──────── Task data

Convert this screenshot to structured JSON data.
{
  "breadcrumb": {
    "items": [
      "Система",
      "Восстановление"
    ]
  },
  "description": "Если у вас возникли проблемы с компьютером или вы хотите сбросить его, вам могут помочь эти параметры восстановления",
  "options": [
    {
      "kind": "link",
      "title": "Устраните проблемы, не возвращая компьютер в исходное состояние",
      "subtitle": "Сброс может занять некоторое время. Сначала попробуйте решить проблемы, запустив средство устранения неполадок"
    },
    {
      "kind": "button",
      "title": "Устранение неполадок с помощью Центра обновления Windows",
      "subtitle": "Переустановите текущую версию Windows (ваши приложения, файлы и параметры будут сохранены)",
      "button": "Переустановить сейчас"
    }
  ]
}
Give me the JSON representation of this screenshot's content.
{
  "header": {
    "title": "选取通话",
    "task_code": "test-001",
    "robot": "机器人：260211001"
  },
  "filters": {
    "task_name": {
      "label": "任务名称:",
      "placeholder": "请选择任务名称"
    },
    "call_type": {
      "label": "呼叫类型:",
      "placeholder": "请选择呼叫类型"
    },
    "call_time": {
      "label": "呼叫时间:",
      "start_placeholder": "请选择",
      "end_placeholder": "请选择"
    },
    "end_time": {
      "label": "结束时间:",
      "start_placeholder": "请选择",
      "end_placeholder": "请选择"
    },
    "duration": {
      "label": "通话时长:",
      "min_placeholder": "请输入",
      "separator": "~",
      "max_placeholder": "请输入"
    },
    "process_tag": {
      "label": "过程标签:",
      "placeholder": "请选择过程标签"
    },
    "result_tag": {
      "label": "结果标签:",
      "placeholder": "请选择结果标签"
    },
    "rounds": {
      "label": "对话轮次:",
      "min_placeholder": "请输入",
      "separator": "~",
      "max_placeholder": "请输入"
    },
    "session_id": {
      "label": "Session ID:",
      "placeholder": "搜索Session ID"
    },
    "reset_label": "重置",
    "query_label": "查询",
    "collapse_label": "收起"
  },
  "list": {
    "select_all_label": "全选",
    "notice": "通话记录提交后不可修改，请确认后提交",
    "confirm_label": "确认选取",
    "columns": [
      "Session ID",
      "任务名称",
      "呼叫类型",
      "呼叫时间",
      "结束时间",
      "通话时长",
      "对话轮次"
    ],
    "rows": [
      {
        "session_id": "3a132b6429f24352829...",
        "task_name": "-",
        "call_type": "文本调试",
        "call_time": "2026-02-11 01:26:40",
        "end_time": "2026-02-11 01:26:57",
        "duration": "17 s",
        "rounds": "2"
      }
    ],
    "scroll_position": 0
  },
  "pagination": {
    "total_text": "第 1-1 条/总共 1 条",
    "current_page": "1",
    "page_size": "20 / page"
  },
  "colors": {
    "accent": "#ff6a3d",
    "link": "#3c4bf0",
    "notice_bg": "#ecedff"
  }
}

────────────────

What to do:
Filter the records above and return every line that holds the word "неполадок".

Completed exercise:
      "subtitle": "Сброс может занять некоторое время. Сначала попробуйте решить проблемы, запустив средство устранения неполадок"
      "title": "Устранение неполадок с помощью Центра обновления Windows",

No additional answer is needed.